Companies can now manufacture and sell HIV self-tests in Australia.
 
Learn more
 
 
 
 
 

01.HIV testing moving into the home

HIV at-home testing picture of stethoscope and a question mark

Australians will now be able to test themselves for HIV in their own homes, with a restriction banning the manufacture and sale of HIV self-tests removed by the federal government. The changes aim to make testing and treatment for HIV easier and more accessible.

"Companies can now apply to the Therapeutic Goods Administration (TGA) for approval to supply their test kits, and if they meet Australia’s rigorous standards and are approved will be able to be sold direct to consumers," Health Minister Peter Dutton said.

"We know that there are Australians living with undiagnosed HIV. Home self-testing provides an additional testing option that complements current options and allows people living with HIV to learn their HIV status and seek appropriate treatment and support."

Early diagnosis of HIV is critical to ensure the virus isn't spread to others, and to help support and treat those suffering from it.

More funding for HIV therapies announced

The government has also committed more funding for HIV therapies.
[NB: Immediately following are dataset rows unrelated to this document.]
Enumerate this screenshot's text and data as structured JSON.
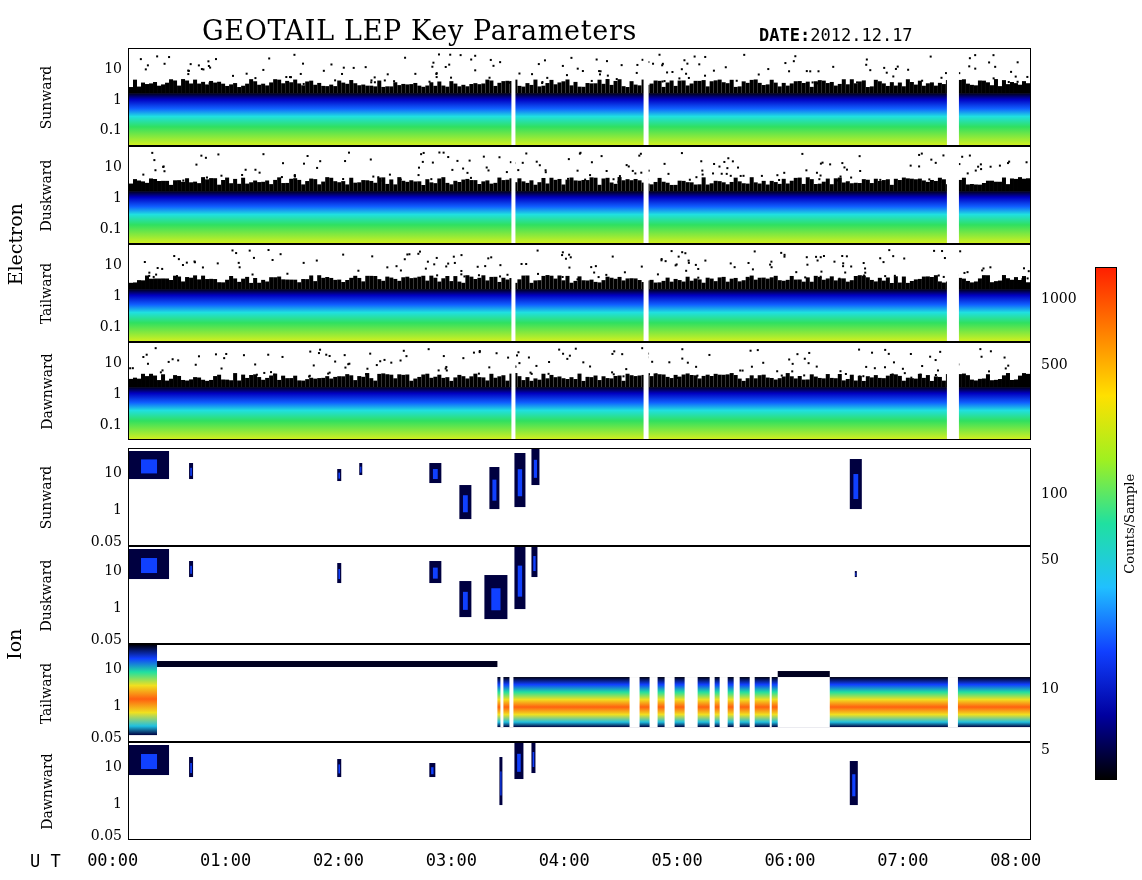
{
  "title": "GEOTAIL LEP Key Parameters",
  "date": {
    "label": "DATE:",
    "value": "2012.12.17"
  },
  "groups": [
    {
      "label": "Electron",
      "panels": [
        {
          "label": "Sunward",
          "kind": "electron",
          "yticks": [
            "10",
            "1",
            "0.1"
          ]
        },
        {
          "label": "Duskward",
          "kind": "electron",
          "yticks": [
            "10",
            "1",
            "0.1"
          ]
        },
        {
          "label": "Tailward",
          "kind": "electron",
          "yticks": [
            "10",
            "1",
            "0.1"
          ]
        },
        {
          "label": "Dawnward",
          "kind": "electron",
          "yticks": [
            "10",
            "1",
            "0.1"
          ]
        }
      ]
    },
    {
      "label": "Ion",
      "panels": [
        {
          "label": "Sunward",
          "kind": "ion-sparse",
          "yticks": [
            "10",
            "1",
            "0.05"
          ]
        },
        {
          "label": "Duskward",
          "kind": "ion-sparse",
          "yticks": [
            "10",
            "1",
            "0.05"
          ]
        },
        {
          "label": "Tailward",
          "kind": "ion-band",
          "yticks": [
            "10",
            "1",
            "0.05"
          ]
        },
        {
          "label": "Dawnward",
          "kind": "ion-sparse",
          "yticks": [
            "10",
            "1",
            "0.05"
          ]
        }
      ]
    }
  ],
  "colorbar": {
    "label": "Counts/Sample",
    "ticks": [
      "1000",
      "500",
      "100",
      "50",
      "10",
      "5"
    ]
  },
  "x_axis": {
    "label": "U T",
    "ticks": [
      "00:00",
      "01:00",
      "02:00",
      "03:00",
      "04:00",
      "05:00",
      "06:00",
      "07:00",
      "08:00"
    ]
  }
}
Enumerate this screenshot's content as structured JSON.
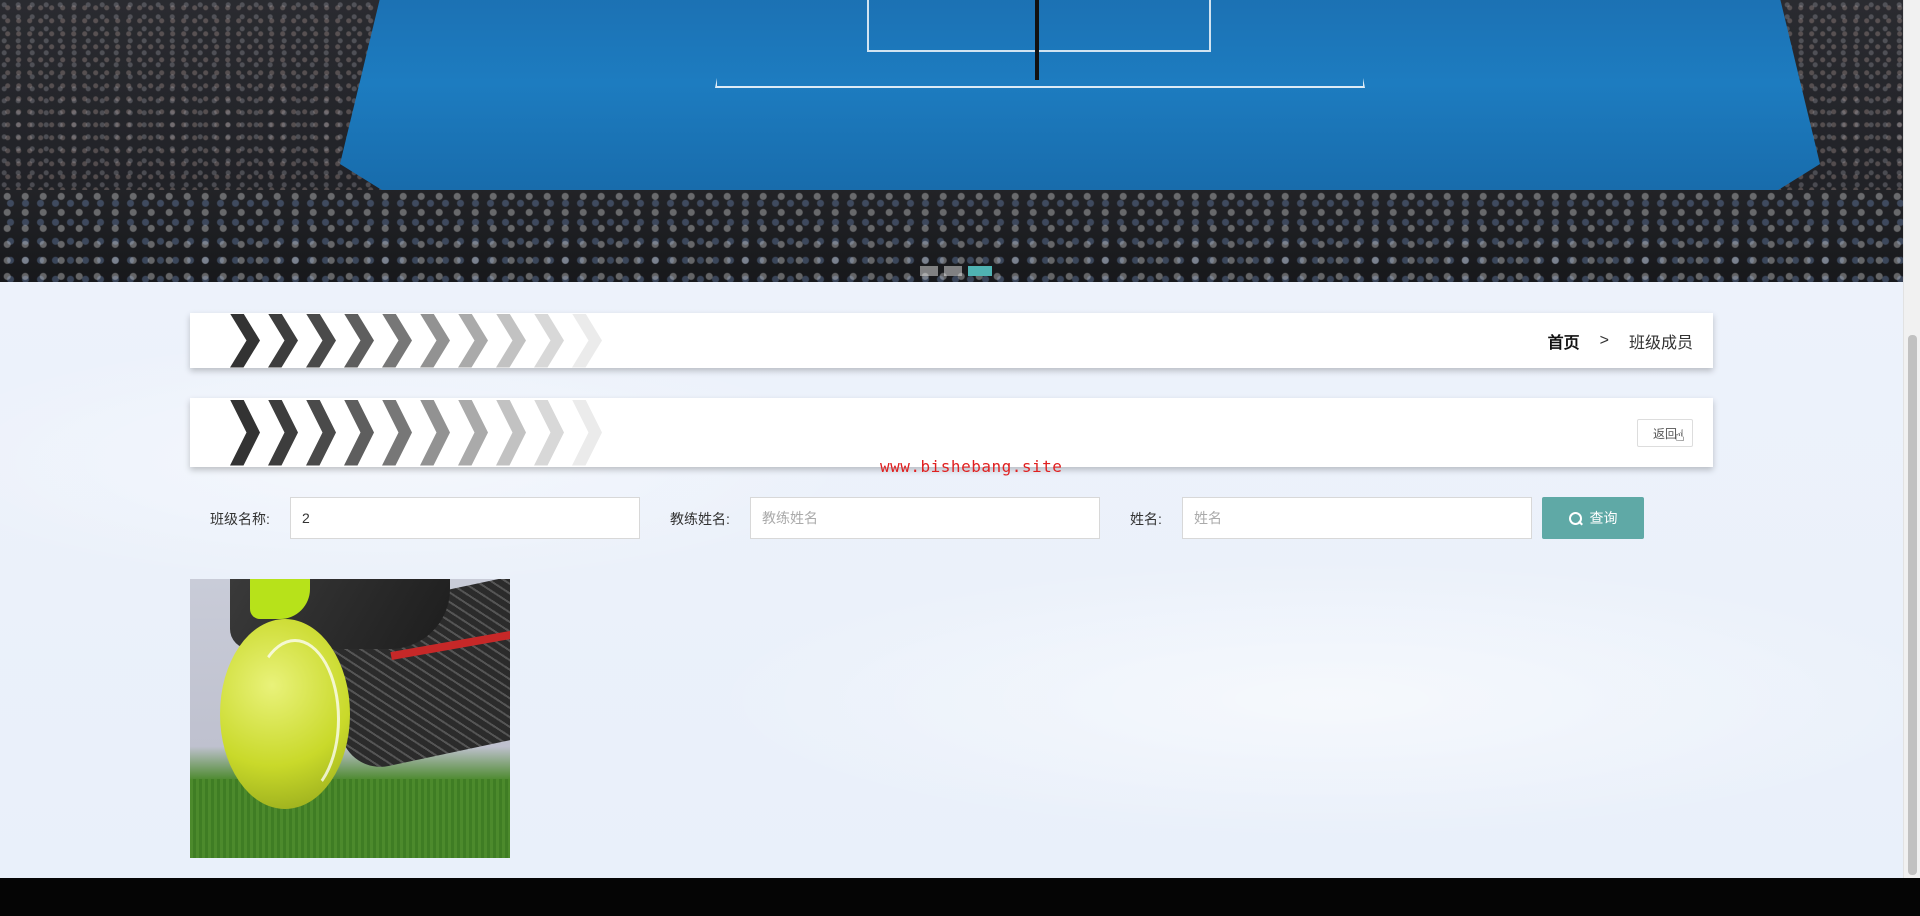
{
  "banner": {
    "alt": "tennis-arena-banner",
    "dots": 3,
    "active_dot": 3
  },
  "breadcrumb": {
    "home": "首页",
    "separator": ">",
    "current": "班级成员"
  },
  "actions": {
    "back_label": "返回"
  },
  "watermark": "www.bishebang.site",
  "search": {
    "class_name_label": "班级名称:",
    "class_name_value": "2",
    "coach_name_label": "教练姓名:",
    "coach_name_placeholder": "教练姓名",
    "name_label": "姓名:",
    "name_placeholder": "姓名",
    "query_label": "查询"
  },
  "results": [
    {
      "image": "tennis-ball-photo"
    }
  ],
  "colors": {
    "accent": "#5fa9a6",
    "active_dot": "#4fb3b3",
    "watermark": "#e02020"
  }
}
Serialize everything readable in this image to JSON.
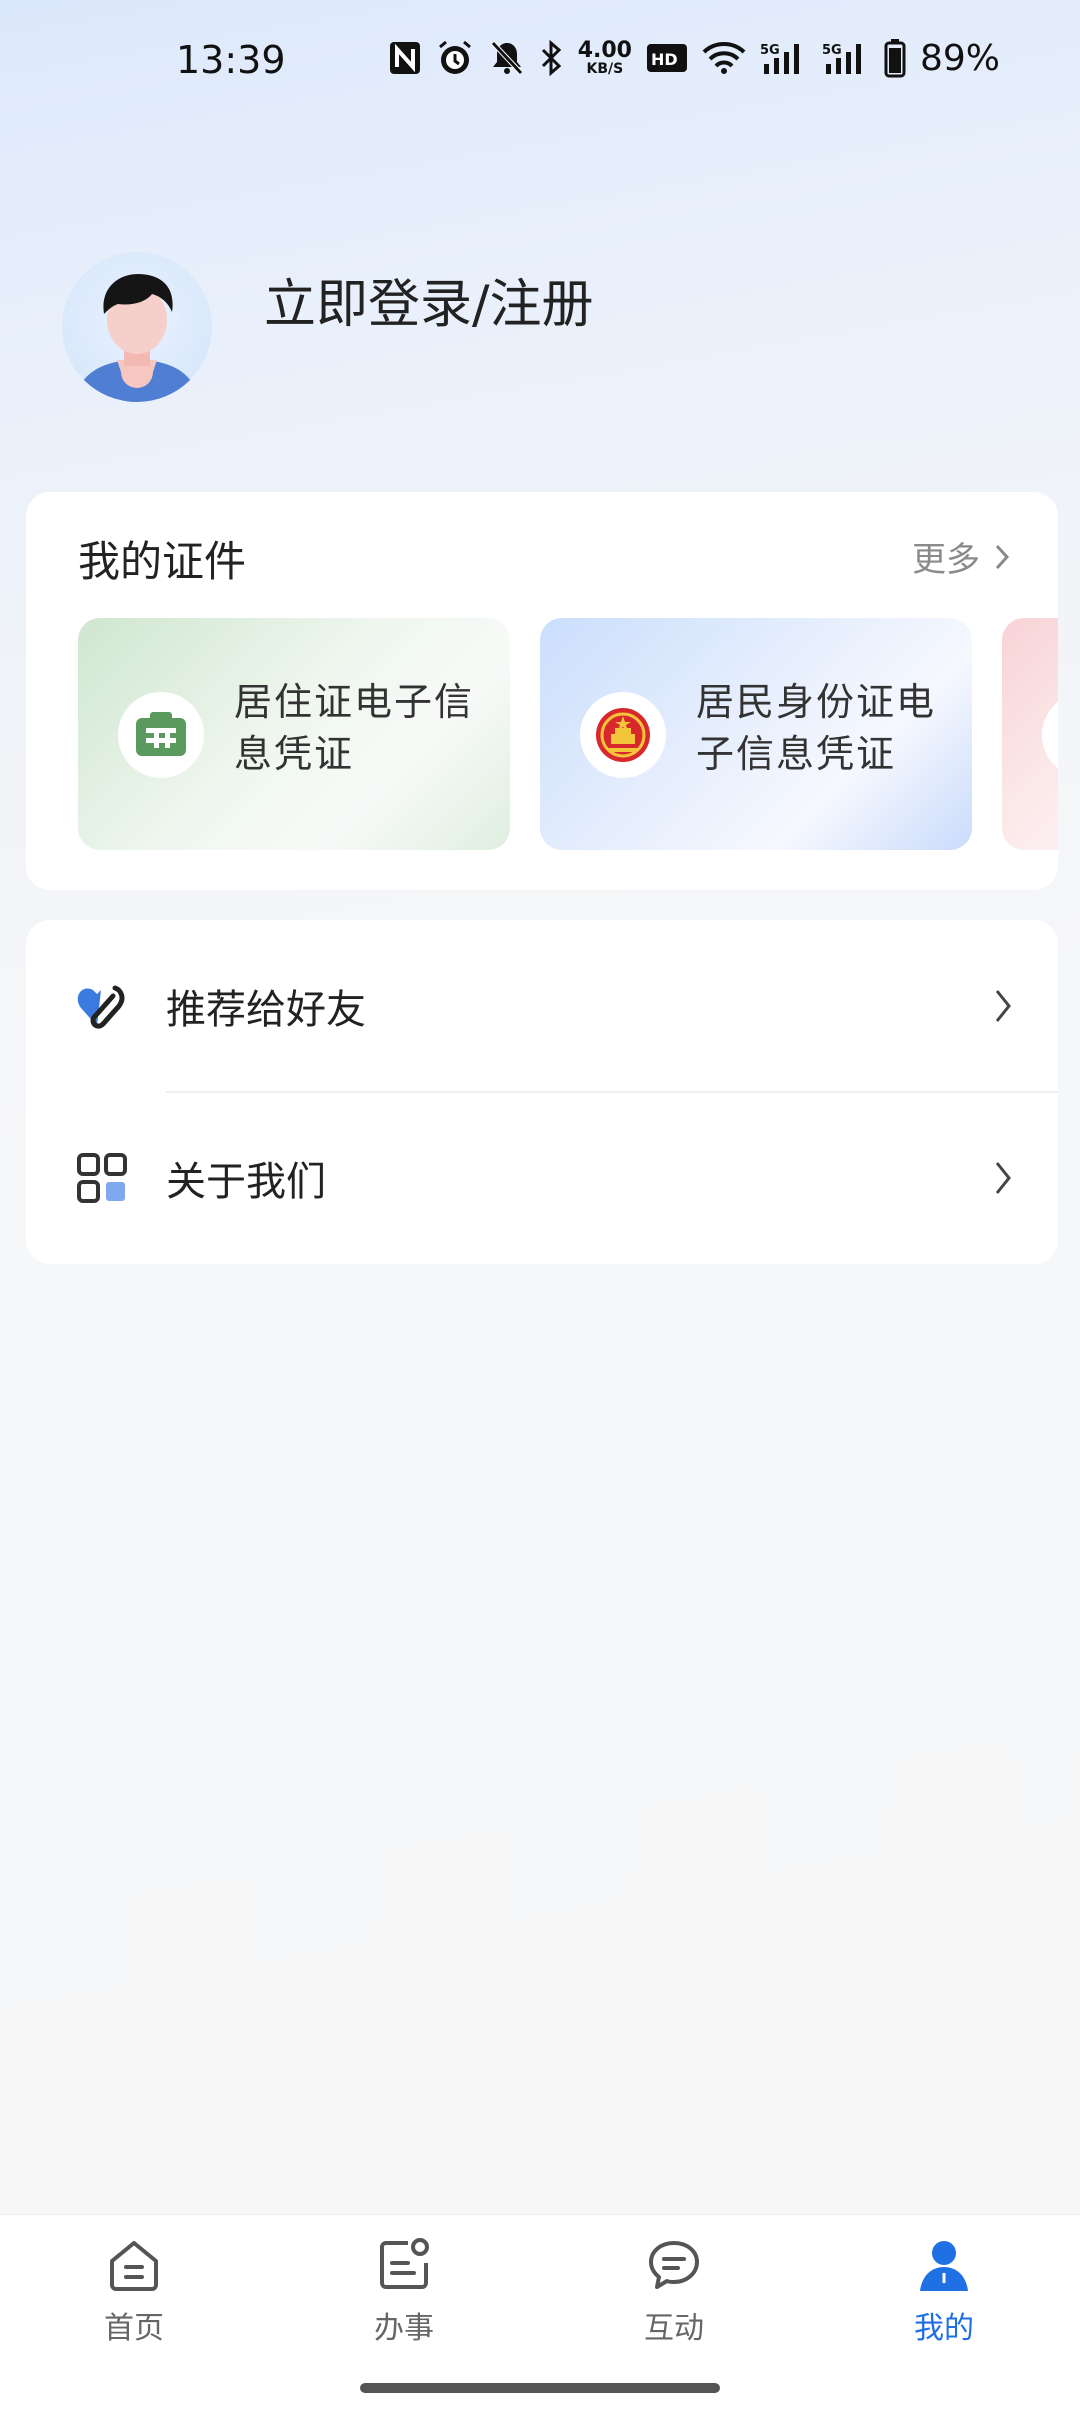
{
  "status_bar": {
    "time": "13:39",
    "net_speed_value": "4.00",
    "net_speed_unit": "KB/S",
    "battery_percent": "89%",
    "icons": [
      "nfc-icon",
      "alarm-icon",
      "mute-icon",
      "bluetooth-icon",
      "hd-icon",
      "wifi-icon",
      "signal-5g-icon",
      "signal-5g-icon",
      "battery-icon"
    ]
  },
  "profile": {
    "login_text": "立即登录/注册"
  },
  "certificates": {
    "title": "我的证件",
    "more_label": "更多",
    "items": [
      {
        "label": "居住证电子信息凭证",
        "icon": "residence-permit-icon",
        "color": "#5a9a5e"
      },
      {
        "label": "居民身份证电子信息凭证",
        "icon": "national-emblem-icon",
        "color": "#d8282b"
      },
      {
        "label": "",
        "icon": "card-icon",
        "color": "#e88a90"
      }
    ]
  },
  "menu": {
    "items": [
      {
        "label": "推荐给好友",
        "icon": "heart-share-icon"
      },
      {
        "label": "关于我们",
        "icon": "grid-apps-icon"
      }
    ]
  },
  "bottom_nav": {
    "items": [
      {
        "label": "首页",
        "icon": "home-icon",
        "active": false
      },
      {
        "label": "办事",
        "icon": "service-icon",
        "active": false
      },
      {
        "label": "互动",
        "icon": "chat-icon",
        "active": false
      },
      {
        "label": "我的",
        "icon": "person-icon",
        "active": true
      }
    ],
    "active_color": "#1f6fe5"
  }
}
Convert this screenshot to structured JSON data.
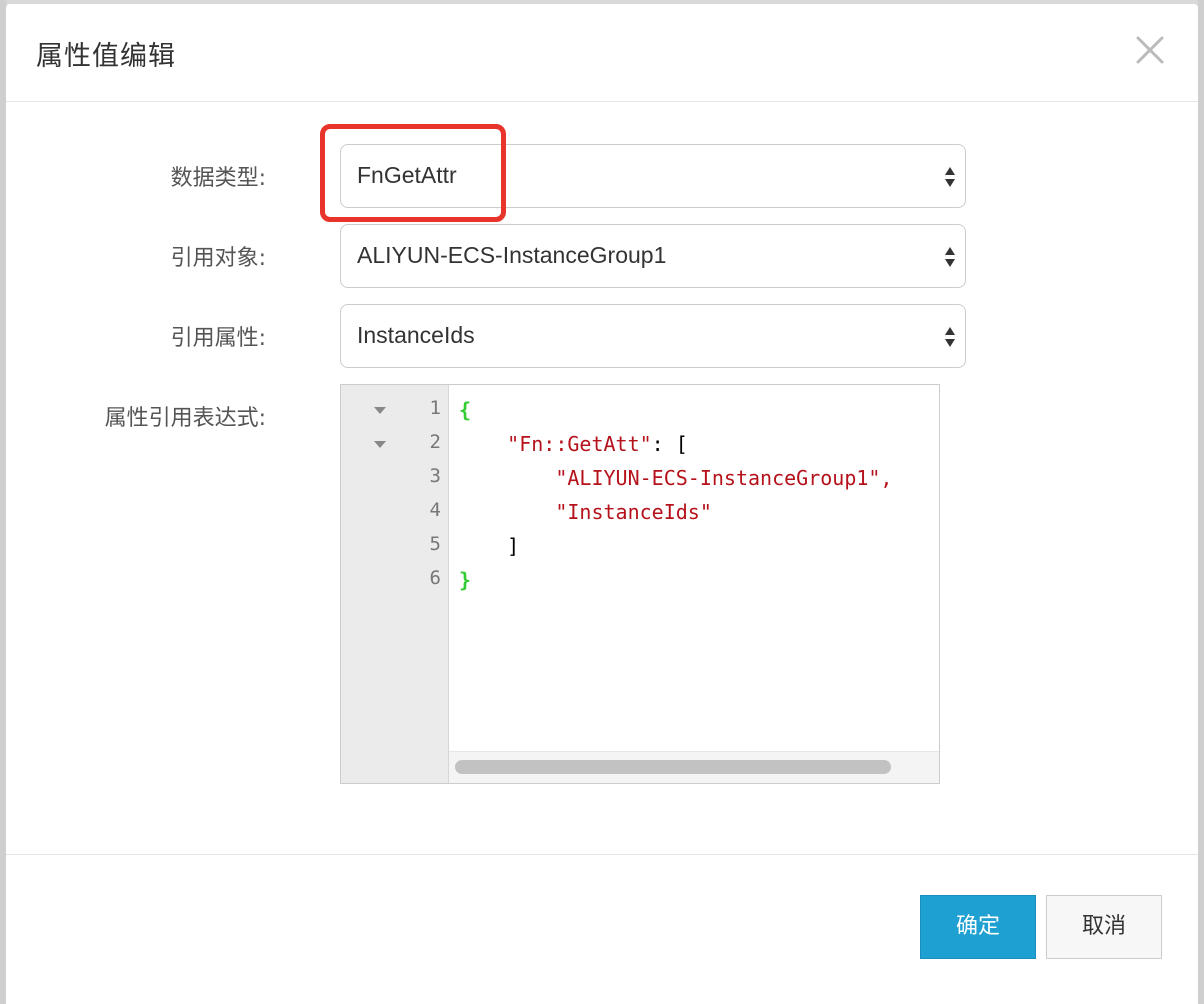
{
  "dialog": {
    "title": "属性值编辑",
    "close_icon": "close-icon"
  },
  "form": {
    "data_type": {
      "label": "数据类型:",
      "value": "FnGetAttr"
    },
    "ref_object": {
      "label": "引用对象:",
      "value": "ALIYUN-ECS-InstanceGroup1"
    },
    "ref_attribute": {
      "label": "引用属性:",
      "value": "InstanceIds"
    },
    "expression": {
      "label": "属性引用表达式:"
    }
  },
  "editor": {
    "lines": [
      {
        "num": "1",
        "fold": true,
        "indent": "",
        "tokens": [
          {
            "t": "{",
            "k": "brace"
          }
        ]
      },
      {
        "num": "2",
        "fold": true,
        "indent": "    ",
        "tokens": [
          {
            "t": "\"Fn::GetAtt\"",
            "k": "string"
          },
          {
            "t": ": [",
            "k": "plain"
          }
        ]
      },
      {
        "num": "3",
        "fold": false,
        "indent": "        ",
        "tokens": [
          {
            "t": "\"ALIYUN-ECS-InstanceGroup1\",",
            "k": "string"
          }
        ]
      },
      {
        "num": "4",
        "fold": false,
        "indent": "        ",
        "tokens": [
          {
            "t": "\"InstanceIds\"",
            "k": "string"
          }
        ]
      },
      {
        "num": "5",
        "fold": false,
        "indent": "    ",
        "tokens": [
          {
            "t": "]",
            "k": "plain"
          }
        ]
      },
      {
        "num": "6",
        "fold": false,
        "indent": "",
        "tokens": [
          {
            "t": "}",
            "k": "brace"
          }
        ]
      }
    ]
  },
  "footer": {
    "confirm_label": "确定",
    "cancel_label": "取消"
  },
  "colors": {
    "primary": "#1fa0d2",
    "highlight": "#e8342a",
    "json_brace": "#33cc33",
    "json_string": "#b5121b"
  }
}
Amendments to the prescribing and dispensing arrangements for Pharmaceutical Benefits Scheme-subsidised HIV antiretroviral therapies will come into play 1 July 2015.

"The Australian government has committed $16.2 million over four years to improve patient access to HIV antiretroviral therapies in the community," Dutton said.

"Previously, patients were restricted in where they could access these medicines. The changes mean that these medicines can now be dispensed through a pharmacy of the patient’s choice, including community pharmacies, regardless of where they were prescribed.

"This better reflects the desire of many Australians to receive care in the community rather than a hospital."

Move part of national coordinated approach

The move is part of five coordinated national strategies aimed at targeting HIV, viral hepatitis and sexually transmissible infections (STIs) in the indigenous community.

The minister announced that new Hepatitis C treatments are also due to come onto the Australian market, with the TGA recently approving a medicine containing sofosbuvir. It is currently being considered by the Pharmaceutical Benefits Advisory Committee.

“This is the first of a new group of antiviral medications on the way for chronic Hepatitis C, which are expected to offer significant probability of cure and the real possibility of reduction in prevalence of this disease,” Dutton said.

 
 

 

Sign up to our free
e-Newsletter

Receive FREE email updates of our latest tests, consumer news and CHOICE marketing promotions.

 
Your say - Choice voice

Make a Comment

Members – Sign in on the top right to contribute to comments